CENTER, Mo. – About 500 gathered in the parking lot of Mark Twain High School last Saturday to embark on their way to the 4th Annual Side-by-Side Poker Race. Riding the 90-mile course on Ralls County roads and through participating farm trails was off-road for a cause.
Proceeds from the event are donated to the Great River Honor Flight, which helps veterans of WWII, Korea and Vietnam travel to Washington DC to visit memorials built in their honor.
Sharon Lake, along with her husband John, founded the annual event. The idea came after planning vacation scavenger hunts for her adult children. Her husband suggested it would be fun to have a side-by-side group scavenger hunt. After racing poker on a motorcycle, Lake decided this would be the perfect activity.
As for the Flight of Honor, it holds a special place in the heart of the Lakes.
âI am very interested in the Flight of Honor. My son has been an Air Force veteran for ten years, and he and I were the Guardians of Honor Flight a few years ago, âshe said. “It’s an amazing thing they are doing for these guys.”

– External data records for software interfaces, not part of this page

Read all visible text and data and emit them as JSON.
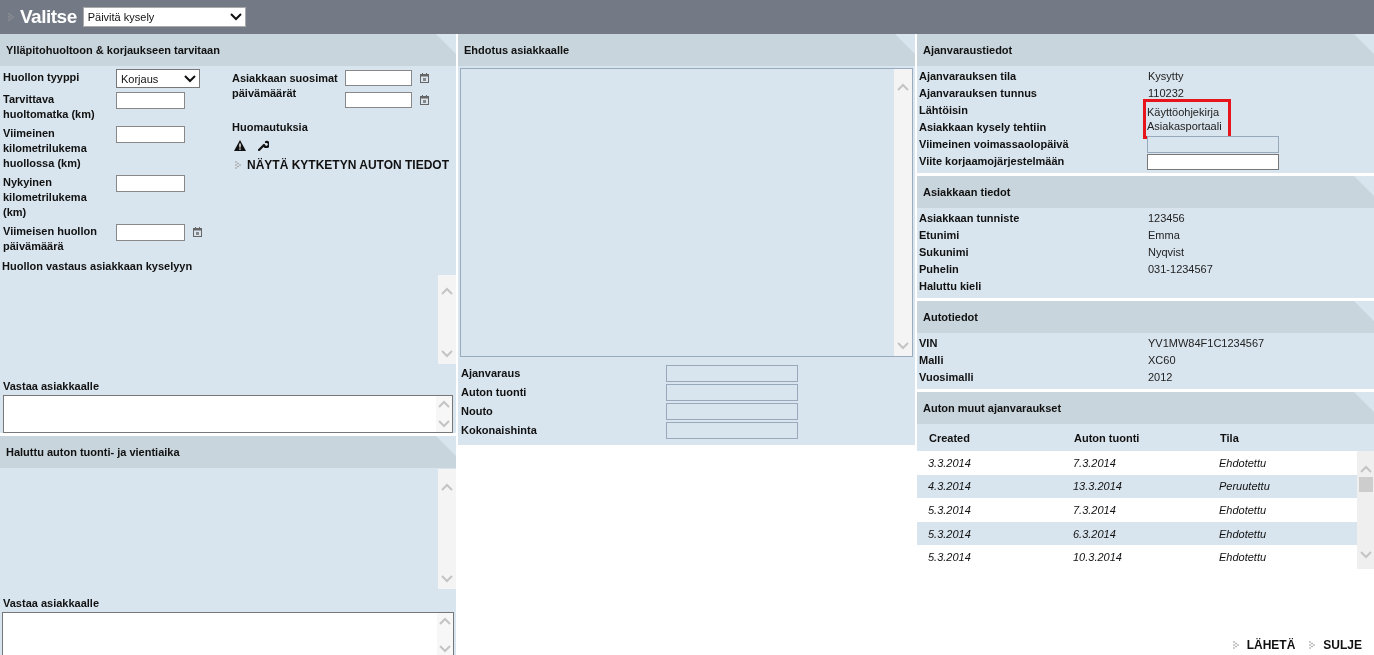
{
  "header": {
    "title": "Valitse",
    "action_select": "Päivitä kysely"
  },
  "service_panel": {
    "title": "Ylläpitohuoltoon & korjaukseen tarvitaan",
    "fields": [
      {
        "label": "Huollon tyyppi",
        "kind": "select",
        "value": "Korjaus"
      },
      {
        "label": "Tarvittava huoltomatka (km)",
        "kind": "input"
      },
      {
        "label": "Viimeinen kilometrilukema huollossa (km)",
        "kind": "input"
      },
      {
        "label": "Nykyinen kilometrilukema (km)",
        "kind": "input"
      },
      {
        "label": "Viimeisen huollon päivämäärä",
        "kind": "date"
      }
    ],
    "preferred_dates": {
      "label": "Asiakkaan suosimat päivämäärät",
      "inputs": [
        {
          "kind": "date"
        },
        {
          "kind": "date"
        }
      ]
    },
    "remarks_label": "Huomautuksia",
    "linked_car_link": "NÄYTÄ KYTKETYN AUTON TIEDOT",
    "response_label": "Huollon vastaus asiakkaan kyselyyn",
    "reply_label": "Vastaa asiakkaalle"
  },
  "delivery_panel": {
    "title": "Haluttu auton tuonti- ja vientiaika",
    "reply_label": "Vastaa asiakkaalle"
  },
  "proposal_panel": {
    "title": "Ehdotus asiakkaalle",
    "fields": [
      {
        "label": "Ajanvaraus"
      },
      {
        "label": "Auton tuonti"
      },
      {
        "label": "Nouto"
      },
      {
        "label": "Kokonaishinta"
      }
    ]
  },
  "info_panels": [
    {
      "title": "Ajanvaraustiedot",
      "rows": [
        {
          "label": "Ajanvarauksen tila",
          "kind": "text",
          "value": "Kysytty",
          "highlighted": false
        },
        {
          "label": "Ajanvarauksen tunnus",
          "kind": "text",
          "value": "110232",
          "highlighted": false
        },
        {
          "label": "Lähtöisin",
          "kind": "text",
          "value": "Käyttöohjekirja",
          "highlighted": true
        },
        {
          "label": "Asiakkaan kysely tehtiin",
          "kind": "text",
          "value": "Asiakasportaali",
          "highlighted": true
        },
        {
          "label": "Viimeinen voimassaolopäivä",
          "kind": "locked_input",
          "highlighted": false
        },
        {
          "label": "Viite korjaamojärjestelmään",
          "kind": "input",
          "highlighted": false
        }
      ]
    },
    {
      "title": "Asiakkaan tiedot",
      "rows": [
        {
          "label": "Asiakkaan tunniste",
          "kind": "text",
          "value": "123456",
          "highlighted": false
        },
        {
          "label": "Etunimi",
          "kind": "text",
          "value": "Emma",
          "highlighted": false
        },
        {
          "label": "Sukunimi",
          "kind": "text",
          "value": "Nyqvist",
          "highlighted": false
        },
        {
          "label": "Puhelin",
          "kind": "text",
          "value": "031-1234567",
          "highlighted": false
        },
        {
          "label": "Haluttu kieli",
          "kind": "text",
          "highlighted": false
        }
      ]
    },
    {
      "title": "Autotiedot",
      "rows": [
        {
          "label": "VIN",
          "kind": "text",
          "value": "YV1MW84F1C1234567",
          "highlighted": false
        },
        {
          "label": "Malli",
          "kind": "text",
          "value": "XC60",
          "highlighted": false
        },
        {
          "label": "Vuosimalli",
          "kind": "text",
          "value": "2012",
          "highlighted": false
        }
      ]
    }
  ],
  "bookings_panel": {
    "title": "Auton muut ajanvaraukset",
    "columns": [
      "Created",
      "Auton tuonti",
      "Tila"
    ],
    "rows": [
      [
        "3.3.2014",
        "7.3.2014",
        "Ehdotettu"
      ],
      [
        "4.3.2014",
        "13.3.2014",
        "Peruutettu"
      ],
      [
        "5.3.2014",
        "7.3.2014",
        "Ehdotettu"
      ],
      [
        "5.3.2014",
        "6.3.2014",
        "Ehdotettu"
      ],
      [
        "5.3.2014",
        "10.3.2014",
        "Ehdotettu"
      ]
    ]
  },
  "actions": [
    "LÄHETÄ",
    "SULJE"
  ]
}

Dr Mark Tucker, a physician at the Centre’s Hannibal Clinic, who is also a member of the Great River Honor Flight board, attends the event to brief attendees on honor flights. He has said repeatedly that the side-by-side event inspires people to help the cause in other ways as well.

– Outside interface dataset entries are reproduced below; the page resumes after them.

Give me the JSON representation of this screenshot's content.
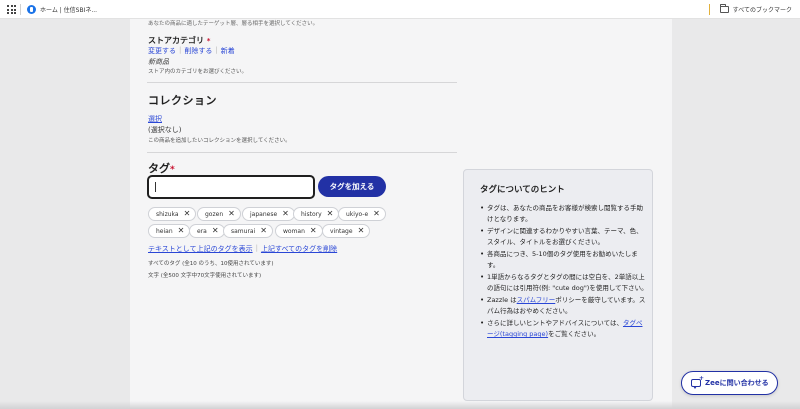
{
  "browser": {
    "bookmark_home": "ホーム | 住信SBIネ...",
    "all_bookmarks": "すべてのブックマーク"
  },
  "top_cut_text": "あなたの商品に適したテーゲット層、層る相手を選択してください。",
  "store_category": {
    "title": "ストアカテゴリ",
    "required_mark": "*",
    "links": [
      "変更する",
      "削除する",
      "新着"
    ],
    "value": "新商品",
    "help": "ストア内のカテゴリをお選びください。"
  },
  "collection": {
    "title": "コレクション",
    "select_link": "選択",
    "status": "(選択なし)",
    "help": "この商品を追加したいコレクションを選択してください。"
  },
  "tags": {
    "title": "タグ",
    "required_mark": "*",
    "input_value": "",
    "add_button": "タグを加える",
    "chips": [
      "shizuka",
      "gozen",
      "japanese",
      "history",
      "ukiyo-e",
      "heian",
      "era",
      "samurai",
      "woman",
      "vintage"
    ],
    "remove_glyph": "✕",
    "action_show_text": "テキストとして上記のタグを表示",
    "action_delete_all": "上記すべてのタグを削除",
    "count_text": "すべてのタグ (全10 のうち、10使用されています)",
    "char_text": "文字 (全500 文字中70文字使用されています)"
  },
  "hints": {
    "title": "タグについてのヒント",
    "items": [
      "タグは、あなたの商品をお客様が検索し閲覧する手助けとなります。",
      "デザインに関連するわかりやすい言葉、テーマ、色、スタイル、タイトルをお選びください。",
      "各商品につき、5-10個のタグ使用をお勧めいたします。",
      "1単語からなるタグとタグの間には空白を、2単語以上の語句には引用符(例: \"cute dog\")を使用して下さい。"
    ],
    "spam_prefix": "Zazzle は",
    "spam_link": "スパムフリー",
    "spam_suffix": "ポリシーを厳守しています。スパム行為はおやめください。",
    "more_prefix": "さらに詳しいヒントやアドバイスについては、",
    "more_link": "タグページ(tagging page)",
    "more_suffix": "をご覧ください。"
  },
  "zee": {
    "label": "Zeeに問い合わせる"
  },
  "colors": {
    "primary": "#2231a5",
    "link": "#2a47d6",
    "required": "#c8102e"
  }
}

“It draws their attention to what Honor Flight is, so that if they want to help with fundraising or things that can be done as well, they can,” he said. .
Tucker also participates as a flight medic to ensure veterans stay safe and healthy during the flight. He said that the warm welcome veterans receive is often surprising to them, Vietnam veterans are particularly affected as they did not receive the same treatment upon their return from war.

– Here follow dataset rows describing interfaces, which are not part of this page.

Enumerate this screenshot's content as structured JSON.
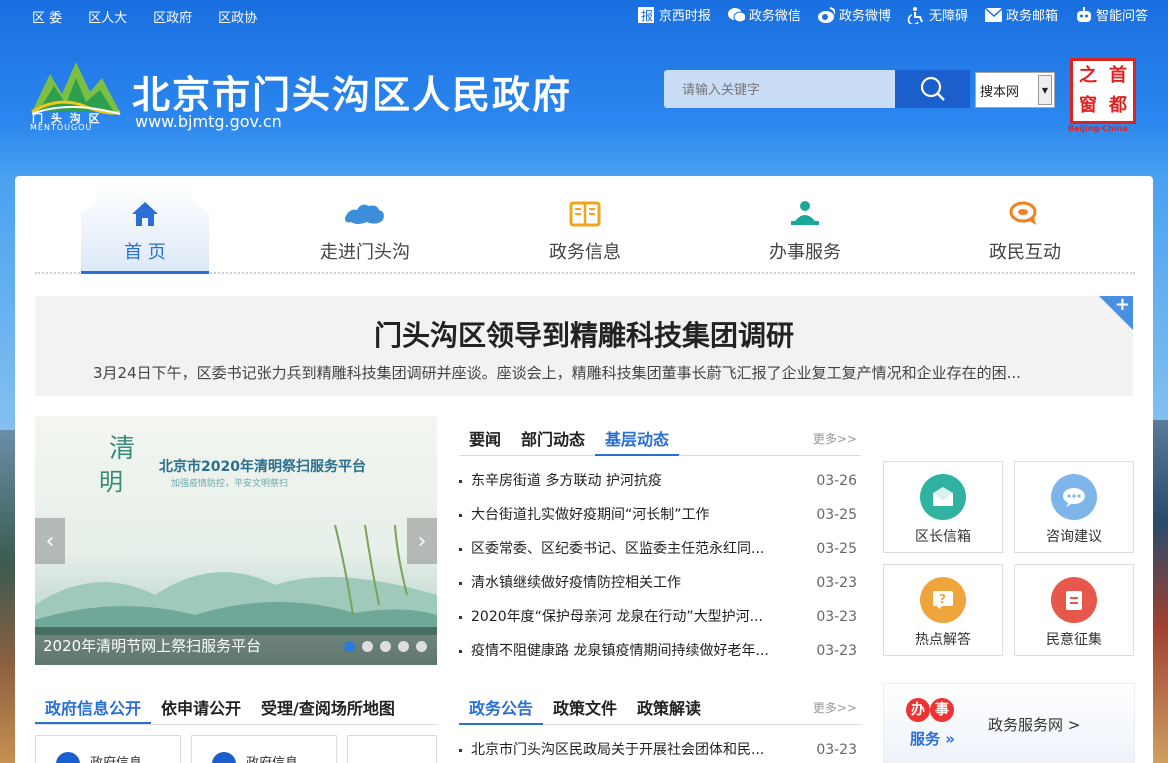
{
  "topbar": {
    "left_links": [
      "区 委",
      "区人大",
      "区政府",
      "区政协"
    ],
    "right_links": [
      {
        "label": "京西时报",
        "icon": "newspaper-icon"
      },
      {
        "label": "政务微信",
        "icon": "wechat-icon"
      },
      {
        "label": "政务微博",
        "icon": "weibo-icon"
      },
      {
        "label": "无障碍",
        "icon": "accessibility-icon"
      },
      {
        "label": "政务邮箱",
        "icon": "mail-icon"
      },
      {
        "label": "智能问答",
        "icon": "robot-icon"
      }
    ]
  },
  "header": {
    "logo_name": "门 头 沟 区",
    "logo_en": "MENTOUGOU",
    "site_title": "北京市门头沟区人民政府",
    "site_url": "www.bjmtg.gov.cn",
    "search_placeholder": "请输入关键字",
    "search_scope": "搜本网",
    "seal_chars": [
      "首",
      "之",
      "都",
      "窗"
    ],
    "seal_sub": "Beijing·China"
  },
  "nav": {
    "items": [
      {
        "label": "首 页",
        "icon": "home-icon",
        "active": true
      },
      {
        "label": "走进门头沟",
        "icon": "map-icon",
        "active": false
      },
      {
        "label": "政务信息",
        "icon": "book-icon",
        "active": false
      },
      {
        "label": "办事服务",
        "icon": "service-person-icon",
        "active": false
      },
      {
        "label": "政民互动",
        "icon": "chat-icon",
        "active": false
      }
    ]
  },
  "headline": {
    "title": "门头沟区领导到精雕科技集团调研",
    "summary": "3月24日下午，区委书记张力兵到精雕科技集团调研并座谈。座谈会上，精雕科技集团董事长蔚飞汇报了企业复工复产情况和企业存在的困..."
  },
  "carousel": {
    "image_qing": "清",
    "image_ming": "明",
    "image_title": "北京市2020年清明祭扫服务平台",
    "image_sub": "加强疫情防控，平安文明祭扫",
    "caption": "2020年清明节网上祭扫服务平台",
    "dots": 5,
    "active_dot": 0
  },
  "news": {
    "tabs": [
      "要闻",
      "部门动态",
      "基层动态"
    ],
    "active_tab": 2,
    "more": "更多>>",
    "items": [
      {
        "title": "东辛房街道 多方联动 护河抗疫",
        "date": "03-26"
      },
      {
        "title": "大台街道扎实做好疫期间“河长制”工作",
        "date": "03-25"
      },
      {
        "title": "区委常委、区纪委书记、区监委主任范永红同...",
        "date": "03-25"
      },
      {
        "title": "清水镇继续做好疫情防控相关工作",
        "date": "03-23"
      },
      {
        "title": "2020年度“保护母亲河 龙泉在行动”大型护河...",
        "date": "03-23"
      },
      {
        "title": "疫情不阻健康路 龙泉镇疫情期间持续做好老年...",
        "date": "03-23"
      }
    ]
  },
  "tiles": [
    {
      "label": "区长信箱",
      "icon": "mail-open-icon",
      "color": "#2fb3a0"
    },
    {
      "label": "咨询建议",
      "icon": "speech-bubble-icon",
      "color": "#7fb6ea"
    },
    {
      "label": "热点解答",
      "icon": "question-icon",
      "color": "#f0a53c"
    },
    {
      "label": "民意征集",
      "icon": "clipboard-icon",
      "color": "#e5584b"
    }
  ],
  "banner": {
    "ban": "办",
    "shi": "事",
    "fuwu": "服务 »",
    "link": "政务服务网 >"
  },
  "gov": {
    "tabs": [
      "政府信息公开",
      "依申请公开",
      "受理/查阅场所地图"
    ],
    "boxes": [
      "政府信息",
      "政府信息"
    ]
  },
  "announcements": {
    "tabs": [
      "政务公告",
      "政策文件",
      "政策解读"
    ],
    "more": "更多>>",
    "items": [
      {
        "title": "北京市门头沟区民政局关于开展社会团体和民...",
        "date": "03-23"
      }
    ]
  },
  "colors": {
    "primary": "#2a6fd6",
    "header_blue": "#1a6fe0",
    "search_btn": "#1a5fcc"
  }
}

âIt’s really sad how they got home. Many of them were just young people who didn’t know where they were going when they left and didn’t know what they were getting into. he said. âThey literally got spit on their way home. “
Last year, the event raised $ 17,000 for the nonprofit, which covers northeastern Missouri, southeastern Iowa, and the Quincy area, in. Illinois. Events like these fuel the flights of veterans.
Carlos Hernandez, of the Great River Honor Flight board of directors, said he is grateful to those who plan the events and otherwise help by funding the flights.
âIt’s all over the tri-state area, from Fort Madison to Macomb to Hannibal to Quincy,â Hernandez said. âPretty much everywhere there is something going on and we do our best to show our support and thank them. “
All funds raised now will go directly to future flights. After canceling flights last year due to COVID-19, Hernandez is hoping they will resume in spring 2022.
“As soon as we feel things have returned to a status where we can actually show them the good time they can have, we’ll start scheduling them again,” he said. âWe don’t believe that restricting veterans to wearing masks and not having contact is the answer. This is a situation that we are constantly monitoring.